YOUR GOAL — In the records that follow, find each line with the word "JSON" and copy it.

[[ DATA SUPPLIED, beginning ]]

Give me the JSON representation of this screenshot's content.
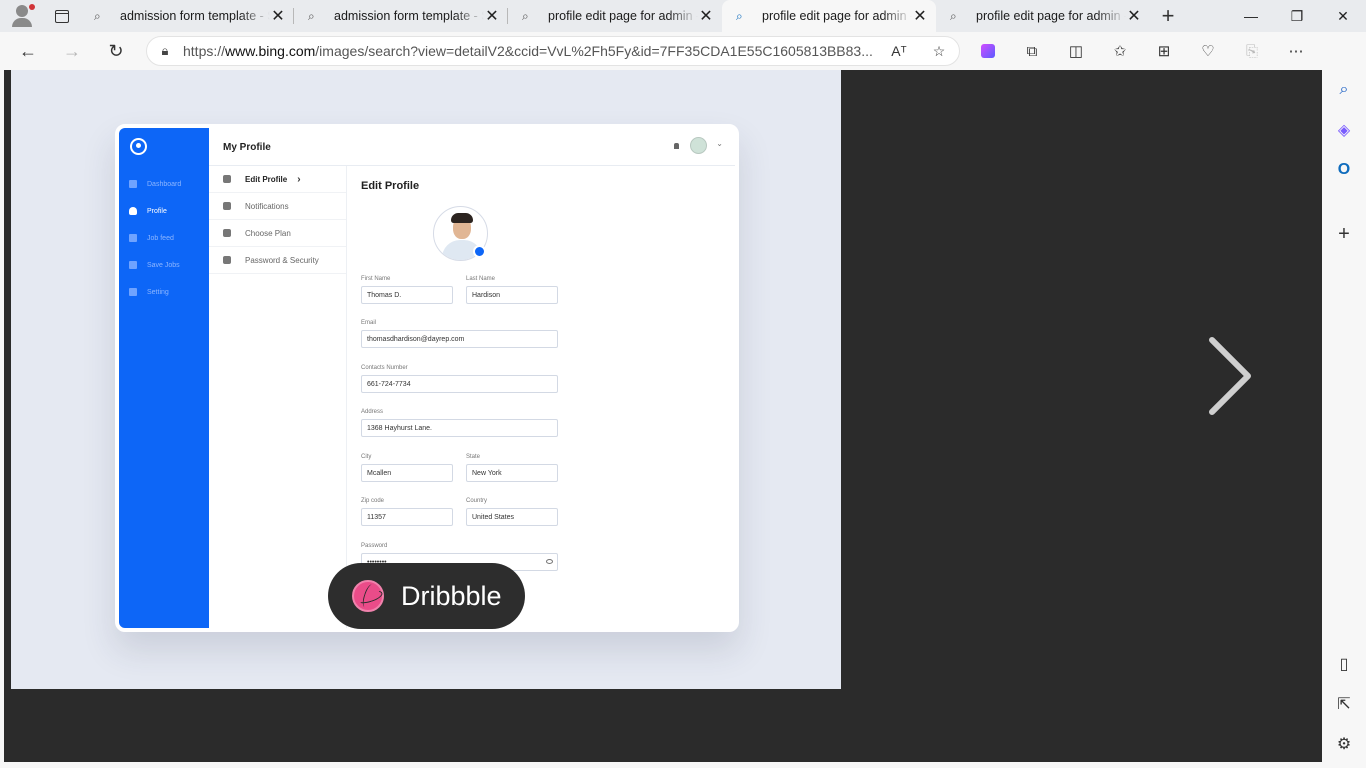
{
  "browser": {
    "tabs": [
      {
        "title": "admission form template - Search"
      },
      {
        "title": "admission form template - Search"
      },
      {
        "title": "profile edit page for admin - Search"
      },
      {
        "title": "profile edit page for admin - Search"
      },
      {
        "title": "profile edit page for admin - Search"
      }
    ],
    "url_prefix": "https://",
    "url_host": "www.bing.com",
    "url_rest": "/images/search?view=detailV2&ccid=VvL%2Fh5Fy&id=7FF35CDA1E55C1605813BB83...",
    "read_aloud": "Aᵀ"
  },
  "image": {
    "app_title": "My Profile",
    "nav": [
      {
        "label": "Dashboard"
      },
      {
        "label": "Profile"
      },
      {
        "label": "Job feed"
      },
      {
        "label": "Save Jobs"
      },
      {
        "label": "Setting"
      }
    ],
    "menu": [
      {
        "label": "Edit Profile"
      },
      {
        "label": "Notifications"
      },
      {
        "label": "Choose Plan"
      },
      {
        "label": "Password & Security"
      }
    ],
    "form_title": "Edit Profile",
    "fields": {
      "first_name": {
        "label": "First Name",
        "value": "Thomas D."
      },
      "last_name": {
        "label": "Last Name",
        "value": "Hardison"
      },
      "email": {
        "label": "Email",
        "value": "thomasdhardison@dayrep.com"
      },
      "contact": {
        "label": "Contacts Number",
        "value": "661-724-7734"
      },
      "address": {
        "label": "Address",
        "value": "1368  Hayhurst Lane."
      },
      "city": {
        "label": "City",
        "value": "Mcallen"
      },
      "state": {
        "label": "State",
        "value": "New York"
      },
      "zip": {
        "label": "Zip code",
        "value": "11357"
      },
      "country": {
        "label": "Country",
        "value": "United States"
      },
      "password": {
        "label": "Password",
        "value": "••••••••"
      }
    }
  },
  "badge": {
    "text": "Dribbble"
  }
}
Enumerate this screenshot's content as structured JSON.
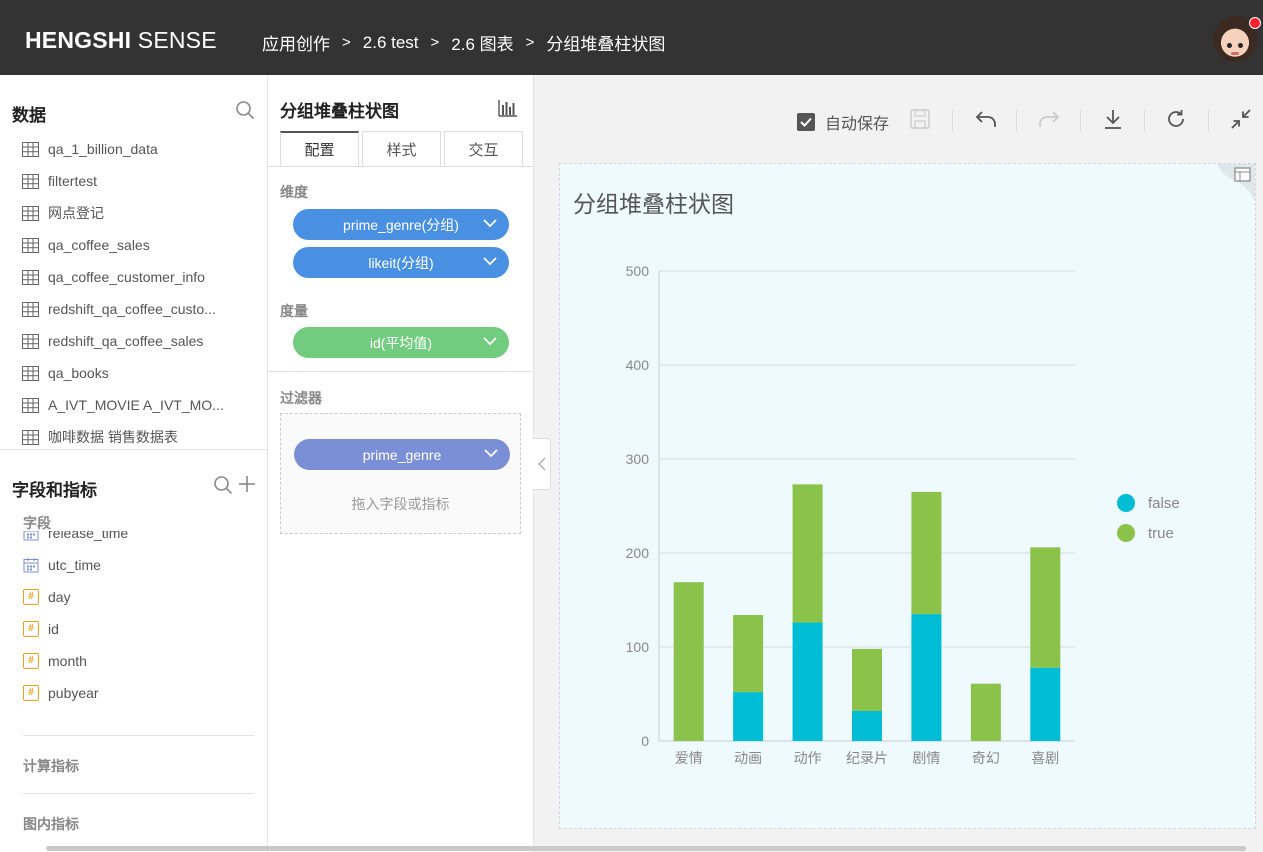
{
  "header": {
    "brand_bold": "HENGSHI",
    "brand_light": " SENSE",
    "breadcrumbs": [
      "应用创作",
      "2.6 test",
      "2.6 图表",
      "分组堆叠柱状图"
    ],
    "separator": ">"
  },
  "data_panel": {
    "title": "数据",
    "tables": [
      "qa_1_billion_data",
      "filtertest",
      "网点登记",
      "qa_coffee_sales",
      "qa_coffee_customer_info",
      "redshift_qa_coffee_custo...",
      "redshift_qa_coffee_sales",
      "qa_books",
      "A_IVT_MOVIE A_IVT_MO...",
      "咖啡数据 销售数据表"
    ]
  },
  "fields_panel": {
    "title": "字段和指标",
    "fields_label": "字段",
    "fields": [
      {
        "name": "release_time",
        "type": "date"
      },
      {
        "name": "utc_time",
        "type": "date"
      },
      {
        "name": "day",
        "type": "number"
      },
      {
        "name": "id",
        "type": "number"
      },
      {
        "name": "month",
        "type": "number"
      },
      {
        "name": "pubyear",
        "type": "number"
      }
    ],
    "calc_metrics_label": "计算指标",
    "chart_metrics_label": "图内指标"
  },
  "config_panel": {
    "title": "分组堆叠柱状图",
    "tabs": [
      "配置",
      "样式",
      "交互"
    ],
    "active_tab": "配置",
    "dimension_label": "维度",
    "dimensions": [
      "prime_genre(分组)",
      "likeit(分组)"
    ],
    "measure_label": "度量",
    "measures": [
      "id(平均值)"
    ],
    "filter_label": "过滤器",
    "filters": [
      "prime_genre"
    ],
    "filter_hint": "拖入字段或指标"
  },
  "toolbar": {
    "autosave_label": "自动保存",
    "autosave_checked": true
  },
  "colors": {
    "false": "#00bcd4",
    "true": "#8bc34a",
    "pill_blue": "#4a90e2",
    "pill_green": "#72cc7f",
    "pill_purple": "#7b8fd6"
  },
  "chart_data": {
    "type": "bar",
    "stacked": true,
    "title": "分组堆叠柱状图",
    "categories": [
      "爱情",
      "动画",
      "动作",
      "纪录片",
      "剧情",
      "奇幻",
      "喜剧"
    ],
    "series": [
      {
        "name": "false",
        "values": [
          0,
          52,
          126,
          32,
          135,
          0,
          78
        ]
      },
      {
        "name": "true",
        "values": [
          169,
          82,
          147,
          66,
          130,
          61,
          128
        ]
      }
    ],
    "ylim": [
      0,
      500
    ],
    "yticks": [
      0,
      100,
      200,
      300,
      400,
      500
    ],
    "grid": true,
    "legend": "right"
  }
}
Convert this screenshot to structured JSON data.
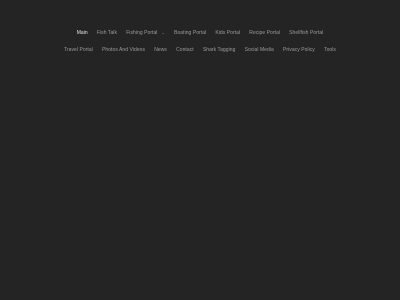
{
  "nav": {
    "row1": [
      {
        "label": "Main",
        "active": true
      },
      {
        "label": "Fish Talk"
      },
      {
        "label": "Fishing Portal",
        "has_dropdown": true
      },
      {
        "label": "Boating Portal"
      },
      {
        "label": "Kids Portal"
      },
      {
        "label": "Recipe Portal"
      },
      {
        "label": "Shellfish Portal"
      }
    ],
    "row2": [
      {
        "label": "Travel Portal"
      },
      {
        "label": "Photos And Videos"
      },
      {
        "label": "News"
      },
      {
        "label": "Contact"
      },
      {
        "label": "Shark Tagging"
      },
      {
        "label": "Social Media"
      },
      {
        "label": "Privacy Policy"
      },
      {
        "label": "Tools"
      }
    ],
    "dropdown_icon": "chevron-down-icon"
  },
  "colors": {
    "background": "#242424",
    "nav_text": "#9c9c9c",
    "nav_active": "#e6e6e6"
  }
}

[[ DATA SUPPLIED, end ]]

RESULT —
Give me the JSON representation of this screenshot's content.
Enumerate this screenshot's content as structured JSON.
Convert this screenshot to structured JSON data.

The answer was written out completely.